In the second half of the 19th century graveyards were often favorite spaces to spend leisure time. People took afternoon walks in cemeteries, visiting loved ones and even picnicking amid the stones. Some cemeteries, such as Sleepy Hollow in Concord, Massachusetts and Mount Auburn in Cambridge, Massachusetts, were designed by famous landscapers and architects, to maximize the experience for visitors.
But it’s the stories I come for. I could see them all as sad stories, I suppose, since they’ve all ended in death – sometimes after many decades, sometimes after just a few weeks. Some of the most poignant stories can be read in the graves of children, sometimes more than one in the same family. Reading the dates may hint at an epidemic that swept through the entire town. It’s not unusual to find consoling or admonitory verses on 19th century stones – sometimes excerpts from old hymns, or original poems written to memorialize the individual buried there. Once in a while the words indicate the cause of death. I’ve seen gravestones stating the deceased was killed in an explosion while digging a well, and one who was described traveling to restore his health only to die in Italy.
But I don’t think they’re all sad. There’s so much more than death there – there’s faith and hope in the words and the engravings. And love. That’s what comes through to me with the most power. The love.
Whenever I visit a graveyard I come away feeling overwhelmed by all the stories. I’m aware that beneath each stone lies the remains of what was once a living, breathing human being, a person whose life – whether long or cut short by illness or accident – profoundly touched other lives.

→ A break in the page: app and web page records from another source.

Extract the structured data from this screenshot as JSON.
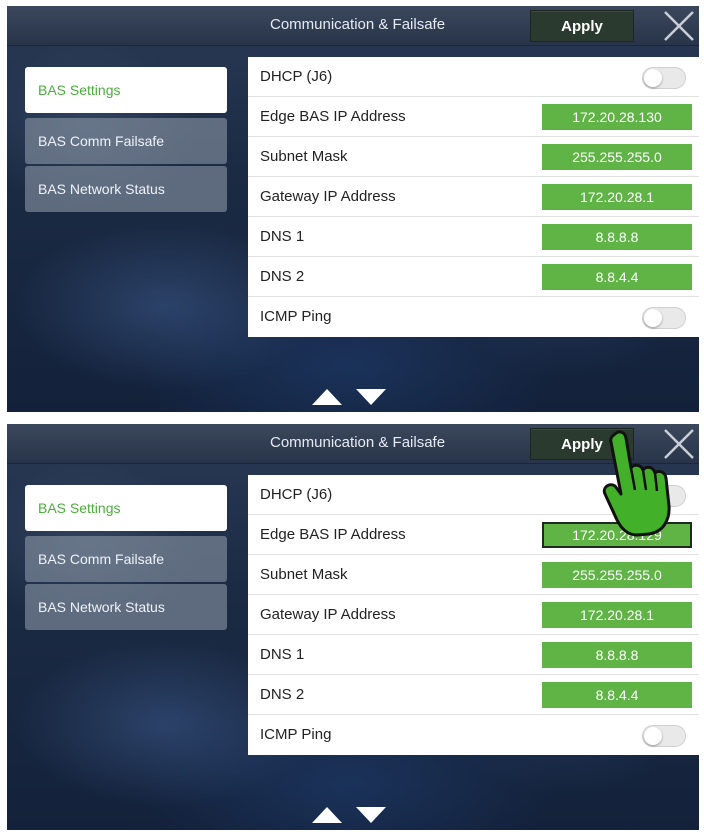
{
  "header": {
    "title": "Communication & Failsafe",
    "apply_label": "Apply"
  },
  "sidebar": {
    "items": [
      {
        "label": "BAS Settings",
        "active": true
      },
      {
        "label": "BAS Comm Failsafe",
        "active": false
      },
      {
        "label": "BAS Network Status",
        "active": false
      }
    ]
  },
  "screens": [
    {
      "rows": [
        {
          "label": "DHCP (J6)",
          "type": "toggle",
          "on": false
        },
        {
          "label": "Edge BAS IP Address",
          "type": "value",
          "value": "172.20.28.130"
        },
        {
          "label": "Subnet Mask",
          "type": "value",
          "value": "255.255.255.0"
        },
        {
          "label": "Gateway IP Address",
          "type": "value",
          "value": "172.20.28.1"
        },
        {
          "label": "DNS 1",
          "type": "value",
          "value": "8.8.8.8"
        },
        {
          "label": "DNS 2",
          "type": "value",
          "value": "8.8.4.4"
        },
        {
          "label": "ICMP Ping",
          "type": "toggle",
          "on": false
        }
      ]
    },
    {
      "rows": [
        {
          "label": "DHCP (J6)",
          "type": "toggle",
          "on": false
        },
        {
          "label": "Edge BAS IP Address",
          "type": "value",
          "value": "172.20.28.129",
          "editing": true
        },
        {
          "label": "Subnet Mask",
          "type": "value",
          "value": "255.255.255.0"
        },
        {
          "label": "Gateway IP Address",
          "type": "value",
          "value": "172.20.28.1"
        },
        {
          "label": "DNS 1",
          "type": "value",
          "value": "8.8.8.8"
        },
        {
          "label": "DNS 2",
          "type": "value",
          "value": "8.8.4.4"
        },
        {
          "label": "ICMP Ping",
          "type": "toggle",
          "on": false
        }
      ]
    }
  ],
  "icons": {
    "close": "close-icon",
    "scroll_up": "arrow-up-icon",
    "scroll_down": "arrow-down-icon",
    "pointer": "pointing-hand-icon"
  },
  "colors": {
    "accent_green": "#5fb445",
    "active_text_green": "#4bae3c"
  }
}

A person who was loved.
I recently saw a photo of my great-grandfather as an infant, a man I never knew, and in fact knew very little about. Sitting beside him in the perambulator is his twin sister, who died at the age of two, probably not long after the photo was taken.
I imagine her death affected my grandfather and it surely affected his parents. Her short life became part of the family story that came down to me in subtle ways I wasn’t even aware of. I’ve never visited her grave. I don’t even know where she’s buried. But I kind of hope that at some point a stranger walked by her stone and stopped long enough to try to read her story.